- **Given information**
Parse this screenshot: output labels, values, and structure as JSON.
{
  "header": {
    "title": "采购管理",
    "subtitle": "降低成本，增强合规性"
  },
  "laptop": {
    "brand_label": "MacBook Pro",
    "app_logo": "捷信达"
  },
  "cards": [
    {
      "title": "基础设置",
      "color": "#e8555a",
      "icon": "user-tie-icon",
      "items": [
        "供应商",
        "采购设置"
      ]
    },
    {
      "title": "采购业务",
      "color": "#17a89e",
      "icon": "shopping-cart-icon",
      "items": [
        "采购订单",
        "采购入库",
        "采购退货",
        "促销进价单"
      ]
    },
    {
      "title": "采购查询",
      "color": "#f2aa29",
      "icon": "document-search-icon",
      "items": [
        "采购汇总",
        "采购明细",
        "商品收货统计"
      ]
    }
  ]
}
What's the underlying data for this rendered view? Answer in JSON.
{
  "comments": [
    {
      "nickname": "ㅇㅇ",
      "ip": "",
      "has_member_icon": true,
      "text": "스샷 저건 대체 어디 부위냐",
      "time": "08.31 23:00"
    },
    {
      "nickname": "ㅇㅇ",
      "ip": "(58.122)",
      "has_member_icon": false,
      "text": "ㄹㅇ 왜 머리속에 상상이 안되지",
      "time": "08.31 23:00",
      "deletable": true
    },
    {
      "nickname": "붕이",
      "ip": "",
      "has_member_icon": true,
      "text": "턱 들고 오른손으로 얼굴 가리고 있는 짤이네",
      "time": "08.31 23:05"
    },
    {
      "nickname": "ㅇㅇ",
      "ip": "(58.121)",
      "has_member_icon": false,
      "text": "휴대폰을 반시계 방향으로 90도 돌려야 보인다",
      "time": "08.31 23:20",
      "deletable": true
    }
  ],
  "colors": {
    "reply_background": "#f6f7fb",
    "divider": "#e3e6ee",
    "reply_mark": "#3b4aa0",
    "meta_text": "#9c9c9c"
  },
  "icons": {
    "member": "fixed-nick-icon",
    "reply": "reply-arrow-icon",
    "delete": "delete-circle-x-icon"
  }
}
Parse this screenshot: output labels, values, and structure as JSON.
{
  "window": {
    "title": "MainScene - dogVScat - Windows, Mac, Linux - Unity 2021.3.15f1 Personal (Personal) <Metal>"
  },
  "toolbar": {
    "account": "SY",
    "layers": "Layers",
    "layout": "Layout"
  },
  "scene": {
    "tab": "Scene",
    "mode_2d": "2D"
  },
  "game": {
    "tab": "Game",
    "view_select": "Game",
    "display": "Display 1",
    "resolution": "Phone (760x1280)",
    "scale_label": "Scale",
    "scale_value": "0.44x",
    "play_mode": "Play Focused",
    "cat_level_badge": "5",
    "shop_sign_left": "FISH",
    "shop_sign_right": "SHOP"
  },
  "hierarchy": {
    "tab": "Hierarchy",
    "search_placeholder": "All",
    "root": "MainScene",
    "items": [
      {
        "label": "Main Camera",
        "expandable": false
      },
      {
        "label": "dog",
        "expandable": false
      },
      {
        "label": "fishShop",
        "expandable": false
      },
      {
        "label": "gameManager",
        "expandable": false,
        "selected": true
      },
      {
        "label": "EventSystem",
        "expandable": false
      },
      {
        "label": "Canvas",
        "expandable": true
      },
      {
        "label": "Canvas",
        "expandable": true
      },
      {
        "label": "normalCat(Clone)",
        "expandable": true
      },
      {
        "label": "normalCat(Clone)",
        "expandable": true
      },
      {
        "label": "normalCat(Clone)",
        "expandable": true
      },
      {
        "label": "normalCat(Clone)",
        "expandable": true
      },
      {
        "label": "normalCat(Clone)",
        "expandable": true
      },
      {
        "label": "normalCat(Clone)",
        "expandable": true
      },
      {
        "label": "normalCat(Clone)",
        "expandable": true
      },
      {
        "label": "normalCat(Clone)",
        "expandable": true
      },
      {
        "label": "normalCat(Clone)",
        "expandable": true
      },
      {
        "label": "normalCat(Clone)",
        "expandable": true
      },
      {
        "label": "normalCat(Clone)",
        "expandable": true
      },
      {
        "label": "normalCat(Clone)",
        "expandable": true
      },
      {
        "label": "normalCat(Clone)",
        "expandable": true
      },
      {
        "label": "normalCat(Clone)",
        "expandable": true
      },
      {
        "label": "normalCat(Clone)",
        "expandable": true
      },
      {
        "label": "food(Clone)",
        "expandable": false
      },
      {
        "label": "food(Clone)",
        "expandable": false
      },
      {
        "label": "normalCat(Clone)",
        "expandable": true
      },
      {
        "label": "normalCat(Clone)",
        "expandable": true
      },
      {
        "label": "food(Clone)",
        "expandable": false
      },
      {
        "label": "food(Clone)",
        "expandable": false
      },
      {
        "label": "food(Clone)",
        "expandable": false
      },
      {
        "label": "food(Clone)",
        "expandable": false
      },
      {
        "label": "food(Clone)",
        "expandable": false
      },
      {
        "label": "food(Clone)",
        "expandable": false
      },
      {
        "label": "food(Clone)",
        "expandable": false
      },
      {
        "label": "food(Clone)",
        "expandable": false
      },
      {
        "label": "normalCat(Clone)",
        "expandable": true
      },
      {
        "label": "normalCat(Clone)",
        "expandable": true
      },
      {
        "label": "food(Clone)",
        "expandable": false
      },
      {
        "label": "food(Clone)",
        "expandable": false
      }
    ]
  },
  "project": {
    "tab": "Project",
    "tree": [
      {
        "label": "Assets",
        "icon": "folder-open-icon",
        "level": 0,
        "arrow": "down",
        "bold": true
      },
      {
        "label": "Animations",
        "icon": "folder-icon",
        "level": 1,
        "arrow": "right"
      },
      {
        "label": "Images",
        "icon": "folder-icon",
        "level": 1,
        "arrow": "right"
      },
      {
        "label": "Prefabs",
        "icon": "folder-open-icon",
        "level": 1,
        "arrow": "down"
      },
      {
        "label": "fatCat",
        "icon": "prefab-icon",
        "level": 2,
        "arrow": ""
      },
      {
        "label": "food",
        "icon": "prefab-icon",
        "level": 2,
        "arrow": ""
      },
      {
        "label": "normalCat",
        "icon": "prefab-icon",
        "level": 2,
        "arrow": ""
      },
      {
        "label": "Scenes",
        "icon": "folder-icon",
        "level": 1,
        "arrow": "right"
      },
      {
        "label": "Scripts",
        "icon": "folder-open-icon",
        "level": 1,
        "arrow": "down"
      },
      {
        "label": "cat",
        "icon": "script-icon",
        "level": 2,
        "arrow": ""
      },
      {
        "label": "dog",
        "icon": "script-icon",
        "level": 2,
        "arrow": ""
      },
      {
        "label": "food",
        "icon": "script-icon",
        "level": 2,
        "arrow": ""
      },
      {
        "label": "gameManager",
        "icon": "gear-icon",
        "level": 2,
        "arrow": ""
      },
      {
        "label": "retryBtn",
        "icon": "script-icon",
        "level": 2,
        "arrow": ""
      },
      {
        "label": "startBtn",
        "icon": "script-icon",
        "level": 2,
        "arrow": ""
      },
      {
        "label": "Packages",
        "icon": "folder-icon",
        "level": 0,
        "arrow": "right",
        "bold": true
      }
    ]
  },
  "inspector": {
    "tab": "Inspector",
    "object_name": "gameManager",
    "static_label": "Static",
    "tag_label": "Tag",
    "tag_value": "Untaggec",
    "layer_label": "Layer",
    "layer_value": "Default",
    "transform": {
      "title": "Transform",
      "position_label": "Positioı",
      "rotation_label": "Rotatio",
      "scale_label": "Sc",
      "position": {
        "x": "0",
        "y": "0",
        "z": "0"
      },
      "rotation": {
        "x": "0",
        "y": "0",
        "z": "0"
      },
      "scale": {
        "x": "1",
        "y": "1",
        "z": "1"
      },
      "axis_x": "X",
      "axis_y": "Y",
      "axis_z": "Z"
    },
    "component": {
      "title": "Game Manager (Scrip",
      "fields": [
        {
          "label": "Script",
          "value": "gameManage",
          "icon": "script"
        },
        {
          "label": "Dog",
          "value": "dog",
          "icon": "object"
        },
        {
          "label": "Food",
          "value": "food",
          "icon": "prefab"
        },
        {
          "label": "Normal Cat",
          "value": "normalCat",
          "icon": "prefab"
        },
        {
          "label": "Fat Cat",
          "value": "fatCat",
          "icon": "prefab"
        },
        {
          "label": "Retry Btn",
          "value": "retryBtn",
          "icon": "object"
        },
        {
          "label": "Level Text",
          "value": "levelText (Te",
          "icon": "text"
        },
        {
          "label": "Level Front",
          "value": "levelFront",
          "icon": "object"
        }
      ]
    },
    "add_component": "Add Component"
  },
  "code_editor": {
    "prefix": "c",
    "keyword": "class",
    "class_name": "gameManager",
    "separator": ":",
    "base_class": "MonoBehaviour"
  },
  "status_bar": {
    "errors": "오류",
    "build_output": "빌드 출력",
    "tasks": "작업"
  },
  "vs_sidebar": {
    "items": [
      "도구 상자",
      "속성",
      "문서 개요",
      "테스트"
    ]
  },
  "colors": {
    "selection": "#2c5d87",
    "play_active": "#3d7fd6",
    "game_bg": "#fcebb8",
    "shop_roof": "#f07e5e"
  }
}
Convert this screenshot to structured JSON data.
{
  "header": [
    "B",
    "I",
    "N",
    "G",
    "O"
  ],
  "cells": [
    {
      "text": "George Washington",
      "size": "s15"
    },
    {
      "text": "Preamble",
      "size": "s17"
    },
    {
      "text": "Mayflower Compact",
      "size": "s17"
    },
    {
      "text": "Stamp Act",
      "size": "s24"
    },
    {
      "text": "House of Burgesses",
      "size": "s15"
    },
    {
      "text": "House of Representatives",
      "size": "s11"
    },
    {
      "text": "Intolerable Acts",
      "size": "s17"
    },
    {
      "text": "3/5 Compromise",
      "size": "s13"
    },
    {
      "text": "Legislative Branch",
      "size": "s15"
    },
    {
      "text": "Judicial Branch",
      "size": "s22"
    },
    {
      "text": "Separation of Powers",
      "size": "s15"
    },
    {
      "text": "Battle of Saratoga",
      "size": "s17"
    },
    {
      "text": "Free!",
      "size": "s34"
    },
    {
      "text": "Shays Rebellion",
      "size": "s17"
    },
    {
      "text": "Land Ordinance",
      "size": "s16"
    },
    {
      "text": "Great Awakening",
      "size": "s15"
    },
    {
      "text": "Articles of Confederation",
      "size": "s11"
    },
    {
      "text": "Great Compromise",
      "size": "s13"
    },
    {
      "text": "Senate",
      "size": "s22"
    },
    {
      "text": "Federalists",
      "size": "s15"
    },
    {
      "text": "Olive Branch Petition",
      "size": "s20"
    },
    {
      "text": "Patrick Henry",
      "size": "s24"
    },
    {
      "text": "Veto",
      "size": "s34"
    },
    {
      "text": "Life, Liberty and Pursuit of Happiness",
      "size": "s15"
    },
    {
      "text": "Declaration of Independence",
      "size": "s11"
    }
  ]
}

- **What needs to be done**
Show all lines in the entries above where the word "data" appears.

- **Solution to this exercise**
What's the underlying data for this rendered view? Answer in JSON.
Convert this screenshot to structured JSON data.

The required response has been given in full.